» **DATA FOR ANALYSIS**:
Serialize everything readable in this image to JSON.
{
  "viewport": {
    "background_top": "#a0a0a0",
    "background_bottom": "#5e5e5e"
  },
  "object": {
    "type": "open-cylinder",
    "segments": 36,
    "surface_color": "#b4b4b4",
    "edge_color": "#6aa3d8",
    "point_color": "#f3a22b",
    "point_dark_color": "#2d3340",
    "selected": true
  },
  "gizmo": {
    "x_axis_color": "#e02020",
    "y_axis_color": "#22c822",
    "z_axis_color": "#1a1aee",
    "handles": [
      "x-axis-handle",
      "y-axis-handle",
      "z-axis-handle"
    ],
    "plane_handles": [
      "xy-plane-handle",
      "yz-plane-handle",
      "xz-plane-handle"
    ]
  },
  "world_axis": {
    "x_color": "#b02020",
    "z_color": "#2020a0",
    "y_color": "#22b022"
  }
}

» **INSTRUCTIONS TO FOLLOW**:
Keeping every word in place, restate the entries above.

» **ANSWER BOX**:
Serialize everything readable in this image to JSON.
{
  "viewport": {
    "background_top": "#a0a0a0",
    "background_bottom": "#5e5e5e"
  },
  "object": {
    "type": "open-cylinder",
    "segments": 36,
    "surface_color": "#b4b4b4",
    "edge_color": "#6aa3d8",
    "point_color": "#f3a22b",
    "point_dark_color": "#2d3340",
    "selected": true
  },
  "gizmo": {
    "x_axis_color": "#e02020",
    "y_axis_color": "#22c822",
    "z_axis_color": "#1a1aee",
    "handles": [
      "x-axis-handle",
      "y-axis-handle",
      "z-axis-handle"
    ],
    "plane_handles": [
      "xy-plane-handle",
      "yz-plane-handle",
      "xz-plane-handle"
    ]
  },
  "world_axis": {
    "x_color": "#b02020",
    "z_color": "#2020a0",
    "y_color": "#22b022"
  }
}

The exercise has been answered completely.